Further insights from Aristotle and Aquinas cast light on liberty and other values. These insights, “the bodyguards of truth,” are central if we are to avoid the many errors to which modern philosophy has succumbed. These insights fall into two major categories: (1) psychology and the theory of knowledge; and (2) moral and political philosophy. These insights are important to liberty for several reasons. No justification of man's right to liberty can proceed unless we clearly and realistically understand man's nature, his consciousness, and epistemology. Further, we need the aid of these insights to relate liberty to such issues as the common good; and within eudaimonistic ethics, we must carefully distinguish freedom between various ends (and desires) and right desires.

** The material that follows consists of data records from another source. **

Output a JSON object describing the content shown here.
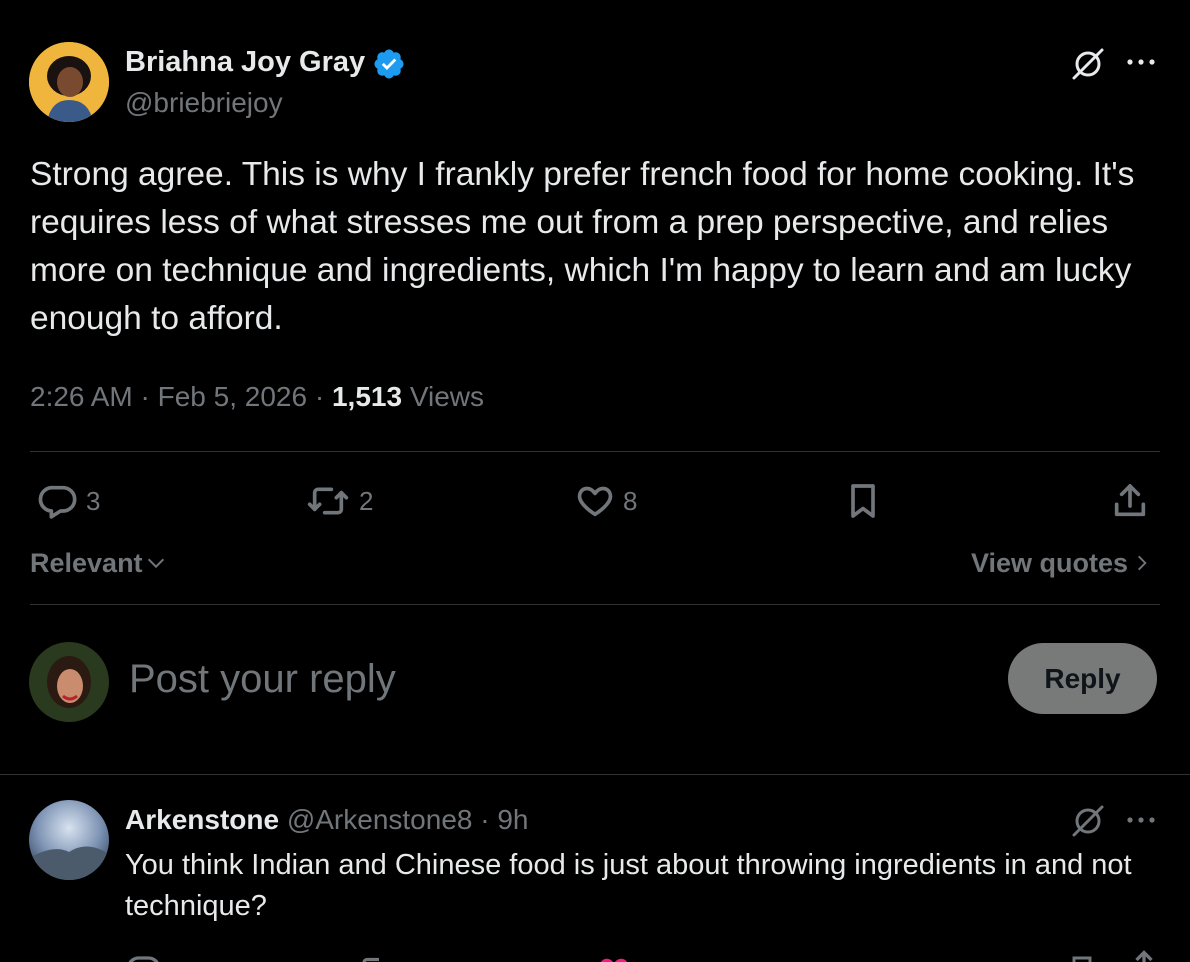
{
  "tweet": {
    "author_name": "Briahna Joy Gray",
    "author_handle": "@briebriejoy",
    "verified": true,
    "text": "Strong agree. This is why I frankly prefer french food for home cooking. It's requires less of what stresses me out from a prep perspective, and relies more on technique and ingredients, which I'm happy to learn and am lucky enough to afford.",
    "time": "2:26 AM",
    "date": "Feb 5, 2026",
    "views_count": "1,513",
    "views_label": "Views",
    "separator": "·"
  },
  "actions": {
    "replies": "3",
    "reposts": "2",
    "likes": "8"
  },
  "sort": {
    "label": "Relevant",
    "view_quotes": "View quotes"
  },
  "composer": {
    "placeholder": "Post your reply",
    "reply_button": "Reply"
  },
  "reply": {
    "author_name": "Arkenstone",
    "author_handle": "@Arkenstone8",
    "age": "9h",
    "text": "You think Indian and Chinese food is just about throwing ingredients in and not technique?"
  },
  "colors": {
    "background": "#000000",
    "text": "#e7e9ea",
    "muted": "#71767b",
    "verified": "#1d9bf0",
    "divider": "#2f3336",
    "reply_button_bg": "#787a7a",
    "like_pink": "#f91880"
  },
  "icons": [
    "verified-badge-icon",
    "grok-icon",
    "more-icon",
    "reply-icon",
    "repost-icon",
    "like-icon",
    "bookmark-icon",
    "share-icon",
    "chevron-down-icon",
    "chevron-right-icon"
  ]
}
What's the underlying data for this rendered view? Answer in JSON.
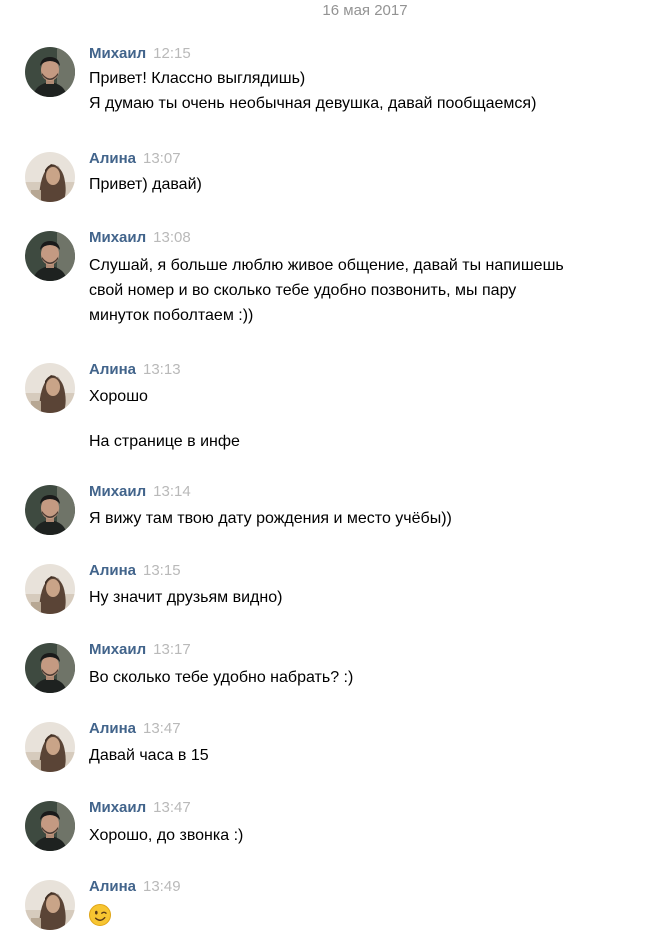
{
  "chat": {
    "date": "16 мая 2017",
    "messages": [
      {
        "author": "Михаил",
        "time": "12:15",
        "lines": [
          "Привет! Классно выглядишь)",
          "Я думаю ты очень необычная девушка, давай пообщаемся)"
        ]
      },
      {
        "author": "Алина",
        "time": "13:07",
        "lines": [
          "Привет) давай)"
        ]
      },
      {
        "author": "Михаил",
        "time": "13:08",
        "lines": [
          "Слушай, я больше люблю живое общение, давай ты напишешь",
          "свой номер и во сколько тебе удобно позвонить, мы пару",
          "минуток поболтаем :))"
        ]
      },
      {
        "author": "Алина",
        "time": "13:13",
        "lines": [
          "Хорошо",
          "На странице в инфе"
        ]
      },
      {
        "author": "Михаил",
        "time": "13:14",
        "lines": [
          "Я вижу там твою дату рождения и место учёбы))"
        ]
      },
      {
        "author": "Алина",
        "time": "13:15",
        "lines": [
          "Ну значит друзьям видно)"
        ]
      },
      {
        "author": "Михаил",
        "time": "13:17",
        "lines": [
          "Во сколько тебе удобно набрать? :)"
        ]
      },
      {
        "author": "Алина",
        "time": "13:47",
        "lines": [
          "Давай часа в 15"
        ]
      },
      {
        "author": "Михаил",
        "time": "13:47",
        "lines": [
          "Хорошо, до звонка :)"
        ]
      },
      {
        "author": "Алина",
        "time": "13:49",
        "emoji": "winking-face-emoji"
      }
    ]
  },
  "colors": {
    "author_link": "#42648b",
    "timestamp": "#b9b9b9",
    "date_separator": "#939393",
    "message_text": "#000000"
  },
  "icons": {
    "mikhail_avatar": "man-portrait-avatar",
    "alina_avatar": "woman-portrait-avatar",
    "emoji": "winking-face-emoji"
  }
}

To gain the central insight for the first major category (of psychology and the theory of knowledge), we need to realize that an “idea” is not that which we apprehend but rather that by which we apprehend whatever we do apprehend. This holds true for both perceptions as well as conceptions, that is, for both sensible and intelligible orders of knowing. Once we comprehend this, we no longer need to regard the contents of consciousness as mythical inventions. Even more importantly, we no longer need to consider perceptions and conceptions as mere subjective “ideas” (merely private creations) which have no secure connection to reality. If our ideas do not bring us valid knowledge of the actual world, such concepts as good, evil, and freedom must remain arbitrary and unjustified.
It makes sense to deny that “ideas” are the objects of consciousness (despite the contrary views of Descartes, Locke, Berkeley, Hume, and Kant's Copernican Revolution). It makes equal sense to affirm that ideas are rather the means which make awareness possible. Both these commonsensical positions come to us as unique epistemological contributions of the Aristotelian-Thomistic tradition. This same framework allows us to solve many psychological, epistemological, and semantic puzzlements.

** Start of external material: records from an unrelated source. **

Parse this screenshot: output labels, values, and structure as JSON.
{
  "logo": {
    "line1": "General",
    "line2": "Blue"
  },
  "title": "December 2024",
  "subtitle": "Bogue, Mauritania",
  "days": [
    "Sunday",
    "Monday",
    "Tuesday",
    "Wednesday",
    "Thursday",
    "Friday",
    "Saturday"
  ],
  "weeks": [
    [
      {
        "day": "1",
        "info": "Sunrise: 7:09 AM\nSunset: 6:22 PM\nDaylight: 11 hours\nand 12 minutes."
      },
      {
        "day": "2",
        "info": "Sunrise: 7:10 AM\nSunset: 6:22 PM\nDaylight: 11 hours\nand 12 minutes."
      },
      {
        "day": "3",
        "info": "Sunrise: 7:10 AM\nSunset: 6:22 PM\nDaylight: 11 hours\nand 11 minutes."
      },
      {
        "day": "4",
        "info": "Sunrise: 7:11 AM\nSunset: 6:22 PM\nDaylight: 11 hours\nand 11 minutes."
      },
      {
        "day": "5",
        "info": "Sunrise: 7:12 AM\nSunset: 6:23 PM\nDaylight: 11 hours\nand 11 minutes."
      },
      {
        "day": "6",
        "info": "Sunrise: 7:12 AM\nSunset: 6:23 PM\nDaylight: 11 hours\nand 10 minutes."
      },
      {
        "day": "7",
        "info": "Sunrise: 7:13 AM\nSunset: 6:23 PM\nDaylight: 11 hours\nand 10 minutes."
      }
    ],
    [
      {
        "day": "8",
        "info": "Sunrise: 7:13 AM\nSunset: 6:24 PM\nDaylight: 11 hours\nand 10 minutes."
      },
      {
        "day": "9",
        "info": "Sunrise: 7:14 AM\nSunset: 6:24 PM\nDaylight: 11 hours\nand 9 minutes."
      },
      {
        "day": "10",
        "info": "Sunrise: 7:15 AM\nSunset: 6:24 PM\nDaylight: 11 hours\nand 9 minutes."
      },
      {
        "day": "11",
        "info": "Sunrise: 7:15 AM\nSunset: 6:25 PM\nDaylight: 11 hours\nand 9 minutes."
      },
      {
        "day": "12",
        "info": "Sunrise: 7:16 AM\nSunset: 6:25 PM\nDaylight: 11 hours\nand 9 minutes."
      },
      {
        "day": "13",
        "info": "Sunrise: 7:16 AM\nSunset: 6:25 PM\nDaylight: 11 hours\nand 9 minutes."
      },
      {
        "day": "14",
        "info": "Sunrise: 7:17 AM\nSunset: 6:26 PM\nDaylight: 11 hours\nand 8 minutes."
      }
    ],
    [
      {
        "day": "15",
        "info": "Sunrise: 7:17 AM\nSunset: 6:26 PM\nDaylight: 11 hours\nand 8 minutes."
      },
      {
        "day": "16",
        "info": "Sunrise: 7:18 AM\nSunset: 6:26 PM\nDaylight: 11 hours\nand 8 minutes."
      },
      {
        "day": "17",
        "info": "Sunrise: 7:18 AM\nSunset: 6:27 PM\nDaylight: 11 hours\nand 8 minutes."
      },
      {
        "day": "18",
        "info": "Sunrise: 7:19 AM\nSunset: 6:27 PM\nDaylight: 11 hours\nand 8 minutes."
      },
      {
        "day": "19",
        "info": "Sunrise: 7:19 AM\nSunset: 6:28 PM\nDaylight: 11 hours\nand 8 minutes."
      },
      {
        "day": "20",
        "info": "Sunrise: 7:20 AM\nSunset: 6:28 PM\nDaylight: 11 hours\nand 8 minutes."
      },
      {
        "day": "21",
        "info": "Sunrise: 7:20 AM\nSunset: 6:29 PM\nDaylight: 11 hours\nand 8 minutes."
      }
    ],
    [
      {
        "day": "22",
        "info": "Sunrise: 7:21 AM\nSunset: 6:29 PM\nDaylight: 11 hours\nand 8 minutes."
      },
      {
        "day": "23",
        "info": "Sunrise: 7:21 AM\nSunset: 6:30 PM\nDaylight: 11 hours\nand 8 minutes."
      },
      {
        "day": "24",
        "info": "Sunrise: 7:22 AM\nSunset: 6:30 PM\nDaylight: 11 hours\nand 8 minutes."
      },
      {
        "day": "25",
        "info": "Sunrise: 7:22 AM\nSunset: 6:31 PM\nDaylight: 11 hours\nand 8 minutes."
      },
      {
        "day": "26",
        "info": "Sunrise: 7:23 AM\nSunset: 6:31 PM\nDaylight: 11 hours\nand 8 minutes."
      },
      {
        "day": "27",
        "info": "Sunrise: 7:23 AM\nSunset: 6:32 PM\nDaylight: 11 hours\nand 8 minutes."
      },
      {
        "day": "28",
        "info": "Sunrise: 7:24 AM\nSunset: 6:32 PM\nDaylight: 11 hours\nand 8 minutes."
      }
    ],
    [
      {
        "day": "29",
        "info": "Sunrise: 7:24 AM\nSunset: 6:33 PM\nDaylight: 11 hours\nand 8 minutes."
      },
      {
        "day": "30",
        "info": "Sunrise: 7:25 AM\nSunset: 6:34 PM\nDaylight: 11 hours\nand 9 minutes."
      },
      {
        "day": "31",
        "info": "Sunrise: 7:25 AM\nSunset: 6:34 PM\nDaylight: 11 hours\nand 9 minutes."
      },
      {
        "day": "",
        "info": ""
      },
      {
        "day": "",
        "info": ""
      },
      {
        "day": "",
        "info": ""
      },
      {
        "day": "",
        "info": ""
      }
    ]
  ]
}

Aristotelian-Thomistic insights contribute importantly to the second major category (of moral and political philosophy). First, the state is both natural and conventional. It is natural in terms of the purpose it serves since it fulfills a real need for man; it is conventional in terms of how it is established. We do not need, contra John Rawls or Robert Nozick, to imagine the origin of the state by fabricating a myth about men living in a “state of nature.”

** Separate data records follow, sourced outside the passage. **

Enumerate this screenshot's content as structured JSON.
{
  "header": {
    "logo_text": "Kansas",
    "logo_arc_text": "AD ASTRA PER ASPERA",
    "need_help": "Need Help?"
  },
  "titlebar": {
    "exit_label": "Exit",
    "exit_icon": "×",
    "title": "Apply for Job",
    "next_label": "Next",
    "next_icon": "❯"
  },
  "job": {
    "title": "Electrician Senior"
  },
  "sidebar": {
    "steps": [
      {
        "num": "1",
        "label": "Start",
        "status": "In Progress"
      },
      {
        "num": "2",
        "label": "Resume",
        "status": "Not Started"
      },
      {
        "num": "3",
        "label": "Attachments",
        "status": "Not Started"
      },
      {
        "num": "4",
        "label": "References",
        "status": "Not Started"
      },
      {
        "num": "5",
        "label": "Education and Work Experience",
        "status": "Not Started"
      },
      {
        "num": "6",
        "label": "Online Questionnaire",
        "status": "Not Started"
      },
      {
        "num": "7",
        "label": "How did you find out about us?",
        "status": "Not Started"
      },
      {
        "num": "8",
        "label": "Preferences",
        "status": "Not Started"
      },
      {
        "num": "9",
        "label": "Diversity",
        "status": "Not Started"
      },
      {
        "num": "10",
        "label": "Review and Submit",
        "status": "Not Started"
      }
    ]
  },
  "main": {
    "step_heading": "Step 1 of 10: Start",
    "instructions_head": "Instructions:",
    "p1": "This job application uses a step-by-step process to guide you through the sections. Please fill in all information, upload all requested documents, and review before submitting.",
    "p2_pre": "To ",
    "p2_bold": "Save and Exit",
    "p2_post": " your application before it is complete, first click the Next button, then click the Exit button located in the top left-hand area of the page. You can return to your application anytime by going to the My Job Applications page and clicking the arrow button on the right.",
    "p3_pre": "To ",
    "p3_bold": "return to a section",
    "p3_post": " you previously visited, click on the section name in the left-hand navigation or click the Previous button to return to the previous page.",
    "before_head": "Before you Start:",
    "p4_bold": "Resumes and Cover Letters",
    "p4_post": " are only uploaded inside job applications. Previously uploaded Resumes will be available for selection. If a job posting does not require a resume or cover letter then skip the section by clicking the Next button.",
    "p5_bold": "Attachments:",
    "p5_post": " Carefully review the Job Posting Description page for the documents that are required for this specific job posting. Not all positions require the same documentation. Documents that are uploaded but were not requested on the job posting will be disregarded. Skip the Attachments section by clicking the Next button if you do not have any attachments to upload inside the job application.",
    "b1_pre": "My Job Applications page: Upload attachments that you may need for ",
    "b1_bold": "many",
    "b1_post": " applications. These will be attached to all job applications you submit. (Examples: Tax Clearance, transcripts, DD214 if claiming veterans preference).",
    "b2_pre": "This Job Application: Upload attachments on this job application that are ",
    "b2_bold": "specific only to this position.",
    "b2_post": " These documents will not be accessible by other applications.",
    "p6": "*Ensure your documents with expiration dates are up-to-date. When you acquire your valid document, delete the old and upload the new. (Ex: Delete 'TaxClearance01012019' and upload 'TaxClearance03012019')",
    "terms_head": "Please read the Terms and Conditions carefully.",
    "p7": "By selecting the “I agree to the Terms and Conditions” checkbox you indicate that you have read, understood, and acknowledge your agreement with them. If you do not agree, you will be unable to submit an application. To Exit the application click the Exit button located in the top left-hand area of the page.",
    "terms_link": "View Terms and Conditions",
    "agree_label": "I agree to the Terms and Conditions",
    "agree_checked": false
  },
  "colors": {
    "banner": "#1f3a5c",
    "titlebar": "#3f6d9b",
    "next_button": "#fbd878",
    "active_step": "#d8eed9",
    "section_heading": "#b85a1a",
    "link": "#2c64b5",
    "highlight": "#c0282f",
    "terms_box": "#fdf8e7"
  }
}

Second, there are two distinct senses of “common good.” On the one hand, the public good is common because members of an organized community participate in it; on the other hand, the private good is common because it is the same in all men. The public good is the aim of just governments; the private good is eudaimonia or happiness, the individual's natural end and aim. At least in principle, this distinction supports the view that the public good together with private virtue serve as the means to one's natural end.
Third, we can draw a vital distinction between happiness as an end that we reach and enjoy in a given moment (terminal end), and happiness as an end that characterizes the temporal whole of our entire life (normative end). If we blur this distinction we erroneously come to regard happiness in purely psychological terms as satisfying any individual's desire, and tend to ignore happiness understood in terms of satisfying right desire. The latter view of happiness gives rise to Mill's injunction: “better a dissatisfied Socrates than a satisfied fool.” Unfortunately Mill's utilitarianism precluded his systematically availing himself of this moral view of happiness. Mill could not connect the general happiness of others to the individual's happiness as a moral end.